Specific objectives will be: 
1. To conduct a systematic review evaluating the existing evidence of the association between vaccine-preventable acute respiratory infections (influenza, pneumonia, COVID-19) and development of frailty in older adults.   
2. To investigate whether influenza, pneumonia, and COVID-19 are associated with frailty trajectories in electronic health records data using a matched cohort design.   
3. To assess whether receipt of vaccines against influenza, pneumonia, and COVID-19 influence frailty trajectories after applying quantitative bias analysis.   

Objective 1: The student will initially conduct a systematic review to evaluate the existing evidence for any association between vaccine-preventable infections and incident frailty or functional decline.   
Objective 2: The student will then conduct a matched cohort study to investigate whether influenza, pneumonia or COVID-19 infections or hospitalisations are associated with incident or worsening frailty. The study will use UK primary care electronic health record data from the Clinical Practice Research Datalink (CPRD) Aurum linked to hospital admissions data (Hospital Episode Statistics) and mortality records from the Office for National Statistics. The student will use the validated electronic frailty index (which is widely used in clinical practice) to define frailty. Data will be analysed using techniques including multivariable mixed effects ordinal logistic regression.   
Objective 3: The student will also use electronic health record data from CPRD to investigate whether vaccine uptake is associated with the development of frailty over time. These analyses could use matched cohort or self-controlled case series designs, analysed using techniques such as Cox proportional hazards regression or conditional Poisson regression. The student will apply quantitative bias analysis techniques to improve robustness of findings.   

LSHTM has a multi-study licence to access linked CPRD data, which is renewed each year. The supervisory team is highly experienced at accessing and using these datasets and a wealth of helpful material is available through the Electronic Health Records research group (including a regularly updated intranet site).   

Any delays in receiving full linked datasets will be mitigated through providing the student with access to a random sample of one million anonymised records on which to generate statistical code.

Further reading

(Relevant preprints and/or open access articles)

Additional information from the supervisory team

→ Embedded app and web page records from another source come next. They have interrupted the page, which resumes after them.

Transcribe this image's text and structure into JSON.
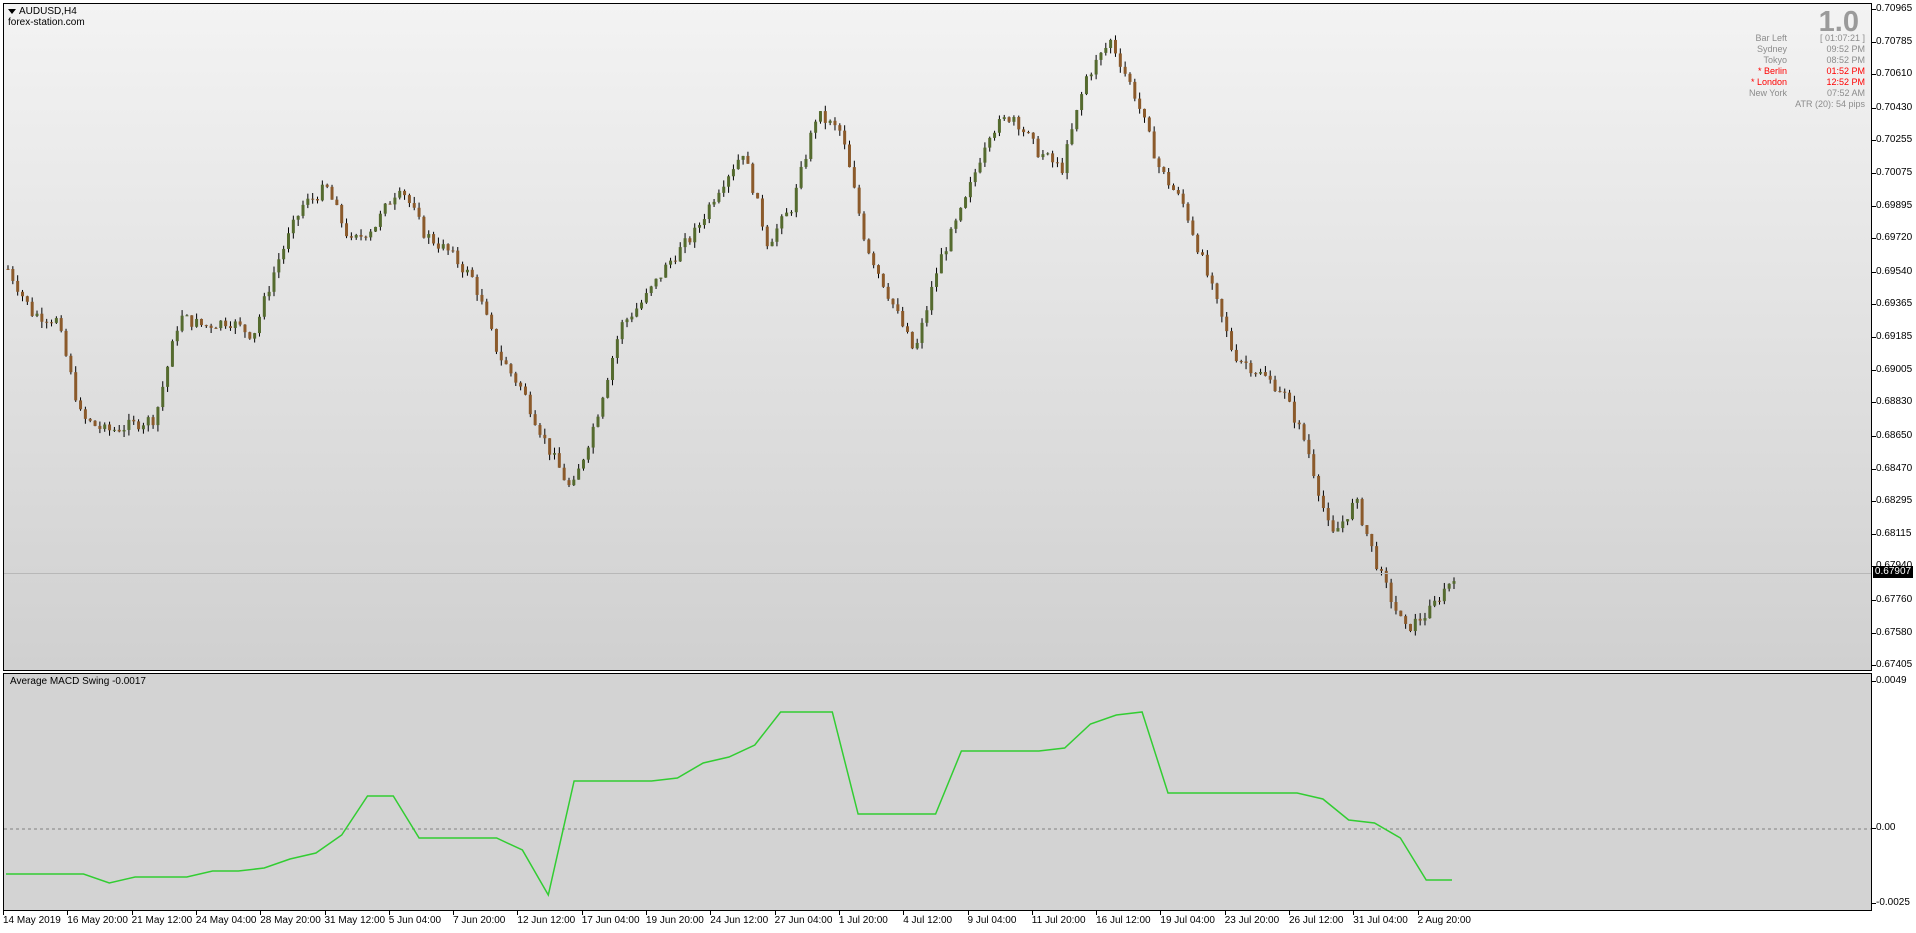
{
  "chart": {
    "symbol": "AUDUSD,H4",
    "website": "forex-station.com",
    "big_number": "1.0",
    "info_panel": {
      "bar_left_label": "Bar Left",
      "bar_left_value": "[ 01:07:21 ]",
      "clocks": [
        {
          "city": "Sydney",
          "time": "09:52 PM",
          "highlight": false
        },
        {
          "city": "Tokyo",
          "time": "08:52 PM",
          "highlight": false
        },
        {
          "city": "* Berlin",
          "time": "01:52 PM",
          "highlight": true
        },
        {
          "city": "* London",
          "time": "12:52 PM",
          "highlight": true
        },
        {
          "city": "New York",
          "time": "07:52 AM",
          "highlight": false
        }
      ],
      "atr": "ATR (20): 54 pips"
    },
    "current_price": "0.67907",
    "price_axis": [
      "0.70965",
      "0.70785",
      "0.70610",
      "0.70430",
      "0.70255",
      "0.70075",
      "0.69895",
      "0.69720",
      "0.69540",
      "0.69365",
      "0.69185",
      "0.69005",
      "0.68830",
      "0.68650",
      "0.68470",
      "0.68295",
      "0.68115",
      "0.67940",
      "0.67760",
      "0.67580",
      "0.67405"
    ],
    "colors": {
      "up_candle": "#556b2f",
      "down_candle": "#8b5a2b",
      "wick": "#000000",
      "indicator_line": "#32cd32"
    }
  },
  "indicator": {
    "label": "Average MACD Swing -0.0017",
    "axis": [
      "0.0049",
      "0.00",
      "-0.0025"
    ]
  },
  "time_axis": [
    "14 May 2019",
    "16 May 20:00",
    "21 May 12:00",
    "24 May 04:00",
    "28 May 20:00",
    "31 May 12:00",
    "5 Jun 04:00",
    "7 Jun 20:00",
    "12 Jun 12:00",
    "17 Jun 04:00",
    "19 Jun 20:00",
    "24 Jun 12:00",
    "27 Jun 04:00",
    "1 Jul 20:00",
    "4 Jul 12:00",
    "9 Jul 04:00",
    "11 Jul 20:00",
    "16 Jul 12:00",
    "19 Jul 04:00",
    "23 Jul 20:00",
    "26 Jul 12:00",
    "31 Jul 04:00",
    "2 Aug 20:00"
  ],
  "chart_data": {
    "type": "candlestick",
    "symbol": "AUDUSD",
    "timeframe": "H4",
    "x": [
      "14 May 2019",
      "16 May 20:00",
      "21 May 12:00",
      "24 May 04:00",
      "28 May 20:00",
      "31 May 12:00",
      "5 Jun 04:00",
      "7 Jun 20:00",
      "12 Jun 12:00",
      "17 Jun 04:00",
      "19 Jun 20:00",
      "24 Jun 12:00",
      "27 Jun 04:00",
      "1 Jul 20:00",
      "4 Jul 12:00",
      "9 Jul 04:00",
      "11 Jul 20:00",
      "16 Jul 12:00",
      "19 Jul 04:00",
      "23 Jul 20:00",
      "26 Jul 12:00",
      "31 Jul 04:00",
      "2 Aug 20:00"
    ],
    "close_path": [
      0.6956,
      0.6932,
      0.6928,
      0.6875,
      0.6868,
      0.6871,
      0.6875,
      0.693,
      0.6925,
      0.6928,
      0.692,
      0.696,
      0.699,
      0.7,
      0.697,
      0.698,
      0.7002,
      0.6975,
      0.6965,
      0.695,
      0.691,
      0.689,
      0.686,
      0.6835,
      0.6875,
      0.6925,
      0.694,
      0.696,
      0.6975,
      0.7,
      0.702,
      0.697,
      0.699,
      0.704,
      0.703,
      0.697,
      0.694,
      0.691,
      0.696,
      0.699,
      0.703,
      0.704,
      0.702,
      0.701,
      0.706,
      0.708,
      0.705,
      0.701,
      0.699,
      0.695,
      0.691,
      0.69,
      0.689,
      0.686,
      0.681,
      0.683,
      0.679,
      0.676,
      0.677,
      0.679
    ],
    "ylim": [
      0.67405,
      0.70965
    ],
    "indicator": {
      "name": "Average MACD Swing",
      "current": -0.0017,
      "ylim": [
        -0.0025,
        0.0049
      ],
      "values": [
        -0.0015,
        -0.0015,
        -0.0015,
        -0.0015,
        -0.0018,
        -0.0016,
        -0.0016,
        -0.0016,
        -0.0014,
        -0.0014,
        -0.0013,
        -0.001,
        -0.0008,
        -0.0002,
        0.0011,
        0.0011,
        -0.0003,
        -0.0003,
        -0.0003,
        -0.0003,
        -0.0007,
        -0.0022,
        0.0016,
        0.0016,
        0.0016,
        0.0016,
        0.0017,
        0.0022,
        0.0024,
        0.0028,
        0.0039,
        0.0039,
        0.0039,
        0.0005,
        0.0005,
        0.0005,
        0.0005,
        0.0026,
        0.0026,
        0.0026,
        0.0026,
        0.0027,
        0.0035,
        0.0038,
        0.0039,
        0.0012,
        0.0012,
        0.0012,
        0.0012,
        0.0012,
        0.0012,
        0.001,
        0.0003,
        0.0002,
        -0.0003,
        -0.0017,
        -0.0017
      ]
    }
  }
}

  • The supervisory team has provided a recording for prospective applicants who are interested in their project. This recording should be watched before any discussions begin with the supervisory team.
    Mansfield-Warren-Gash Recording


Comments are closed.